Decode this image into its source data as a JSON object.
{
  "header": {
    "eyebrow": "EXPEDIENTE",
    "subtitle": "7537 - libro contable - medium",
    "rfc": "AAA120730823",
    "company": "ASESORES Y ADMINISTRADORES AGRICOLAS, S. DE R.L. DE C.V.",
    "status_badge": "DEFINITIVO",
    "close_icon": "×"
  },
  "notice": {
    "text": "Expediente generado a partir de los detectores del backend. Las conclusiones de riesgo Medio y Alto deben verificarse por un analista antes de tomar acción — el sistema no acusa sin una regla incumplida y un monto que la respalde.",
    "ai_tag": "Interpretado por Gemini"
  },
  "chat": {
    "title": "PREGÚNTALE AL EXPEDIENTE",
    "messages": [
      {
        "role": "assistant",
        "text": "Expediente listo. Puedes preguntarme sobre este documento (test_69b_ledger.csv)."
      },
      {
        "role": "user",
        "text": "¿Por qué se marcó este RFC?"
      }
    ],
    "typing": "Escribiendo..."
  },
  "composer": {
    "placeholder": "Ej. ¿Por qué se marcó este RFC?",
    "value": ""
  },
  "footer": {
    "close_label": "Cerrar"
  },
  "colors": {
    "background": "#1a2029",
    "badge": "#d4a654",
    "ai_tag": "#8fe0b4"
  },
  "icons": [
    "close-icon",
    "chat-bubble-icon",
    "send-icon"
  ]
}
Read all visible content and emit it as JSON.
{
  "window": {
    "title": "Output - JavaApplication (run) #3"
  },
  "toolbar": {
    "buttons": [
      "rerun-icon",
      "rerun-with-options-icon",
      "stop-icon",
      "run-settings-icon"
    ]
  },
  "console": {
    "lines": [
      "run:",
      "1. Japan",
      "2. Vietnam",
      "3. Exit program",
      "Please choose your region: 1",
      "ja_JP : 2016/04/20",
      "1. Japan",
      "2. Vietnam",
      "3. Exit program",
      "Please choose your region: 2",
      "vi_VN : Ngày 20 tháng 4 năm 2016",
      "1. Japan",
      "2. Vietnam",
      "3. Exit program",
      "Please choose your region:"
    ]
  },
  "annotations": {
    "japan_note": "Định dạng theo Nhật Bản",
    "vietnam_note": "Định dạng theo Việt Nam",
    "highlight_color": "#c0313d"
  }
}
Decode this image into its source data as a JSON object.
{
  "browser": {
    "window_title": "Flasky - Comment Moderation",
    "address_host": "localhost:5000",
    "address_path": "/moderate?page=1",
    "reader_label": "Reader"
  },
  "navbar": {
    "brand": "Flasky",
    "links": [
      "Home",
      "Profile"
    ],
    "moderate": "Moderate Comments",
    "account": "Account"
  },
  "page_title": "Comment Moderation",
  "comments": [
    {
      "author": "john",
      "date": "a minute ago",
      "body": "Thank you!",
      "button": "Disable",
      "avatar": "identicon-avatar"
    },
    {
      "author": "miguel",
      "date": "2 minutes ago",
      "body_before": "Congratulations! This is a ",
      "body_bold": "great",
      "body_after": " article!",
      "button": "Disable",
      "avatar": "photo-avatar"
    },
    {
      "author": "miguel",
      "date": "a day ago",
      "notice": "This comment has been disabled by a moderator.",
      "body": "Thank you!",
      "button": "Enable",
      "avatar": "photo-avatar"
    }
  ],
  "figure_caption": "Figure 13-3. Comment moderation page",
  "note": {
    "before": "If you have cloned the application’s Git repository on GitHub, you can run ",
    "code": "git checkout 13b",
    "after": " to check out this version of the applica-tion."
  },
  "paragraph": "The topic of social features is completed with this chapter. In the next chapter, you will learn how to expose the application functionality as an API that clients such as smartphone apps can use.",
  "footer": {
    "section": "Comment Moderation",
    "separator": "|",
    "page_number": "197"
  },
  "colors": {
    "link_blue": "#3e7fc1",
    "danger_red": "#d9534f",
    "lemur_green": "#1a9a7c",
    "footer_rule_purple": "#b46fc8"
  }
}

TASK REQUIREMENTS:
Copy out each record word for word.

EXPECTED OUTPUT:
Decode this image into its source data as a JSON object.
{
  "header": {
    "eyebrow": "EXPEDIENTE",
    "subtitle": "7537 - libro contable - medium",
    "rfc": "AAA120730823",
    "company": "ASESORES Y ADMINISTRADORES AGRICOLAS, S. DE R.L. DE C.V.",
    "status_badge": "DEFINITIVO",
    "close_icon": "×"
  },
  "notice": {
    "text": "Expediente generado a partir de los detectores del backend. Las conclusiones de riesgo Medio y Alto deben verificarse por un analista antes de tomar acción — el sistema no acusa sin una regla incumplida y un monto que la respalde.",
    "ai_tag": "Interpretado por Gemini"
  },
  "chat": {
    "title": "PREGÚNTALE AL EXPEDIENTE",
    "messages": [
      {
        "role": "assistant",
        "text": "Expediente listo. Puedes preguntarme sobre este documento (test_69b_ledger.csv)."
      },
      {
        "role": "user",
        "text": "¿Por qué se marcó este RFC?"
      }
    ],
    "typing": "Escribiendo..."
  },
  "composer": {
    "placeholder": "Ej. ¿Por qué se marcó este RFC?",
    "value": ""
  },
  "footer": {
    "close_label": "Cerrar"
  },
  "colors": {
    "background": "#1a2029",
    "badge": "#d4a654",
    "ai_tag": "#8fe0b4"
  },
  "icons": [
    "close-icon",
    "chat-bubble-icon",
    "send-icon"
  ]
}
Read all visible content and emit it as JSON.
{
  "window": {
    "title": "Output - JavaApplication (run) #3"
  },
  "toolbar": {
    "buttons": [
      "rerun-icon",
      "rerun-with-options-icon",
      "stop-icon",
      "run-settings-icon"
    ]
  },
  "console": {
    "lines": [
      "run:",
      "1. Japan",
      "2. Vietnam",
      "3. Exit program",
      "Please choose your region: 1",
      "ja_JP : 2016/04/20",
      "1. Japan",
      "2. Vietnam",
      "3. Exit program",
      "Please choose your region: 2",
      "vi_VN : Ngày 20 tháng 4 năm 2016",
      "1. Japan",
      "2. Vietnam",
      "3. Exit program",
      "Please choose your region:"
    ]
  },
  "annotations": {
    "japan_note": "Định dạng theo Nhật Bản",
    "vietnam_note": "Định dạng theo Việt Nam",
    "highlight_color": "#c0313d"
  }
}
Decode this image into its source data as a JSON object.
{
  "browser": {
    "window_title": "Flasky - Comment Moderation",
    "address_host": "localhost:5000",
    "address_path": "/moderate?page=1",
    "reader_label": "Reader"
  },
  "navbar": {
    "brand": "Flasky",
    "links": [
      "Home",
      "Profile"
    ],
    "moderate": "Moderate Comments",
    "account": "Account"
  },
  "page_title": "Comment Moderation",
  "comments": [
    {
      "author": "john",
      "date": "a minute ago",
      "body": "Thank you!",
      "button": "Disable",
      "avatar": "identicon-avatar"
    },
    {
      "author": "miguel",
      "date": "2 minutes ago",
      "body_before": "Congratulations! This is a ",
      "body_bold": "great",
      "body_after": " article!",
      "button": "Disable",
      "avatar": "photo-avatar"
    },
    {
      "author": "miguel",
      "date": "a day ago",
      "notice": "This comment has been disabled by a moderator.",
      "body": "Thank you!",
      "button": "Enable",
      "avatar": "photo-avatar"
    }
  ],
  "figure_caption": "Figure 13-3. Comment moderation page",
  "note": {
    "before": "If you have cloned the application’s Git repository on GitHub, you can run ",
    "code": "git checkout 13b",
    "after": " to check out this version of the applica-tion."
  },
  "paragraph": "The topic of social features is completed with this chapter. In the next chapter, you will learn how to expose the application functionality as an API that clients such as smartphone apps can use.",
  "footer": {
    "section": "Comment Moderation",
    "separator": "|",
    "page_number": "197"
  },
  "colors": {
    "link_blue": "#3e7fc1",
    "danger_red": "#d9534f",
    "lemur_green": "#1a9a7c",
    "footer_rule_purple": "#b46fc8"
  }
}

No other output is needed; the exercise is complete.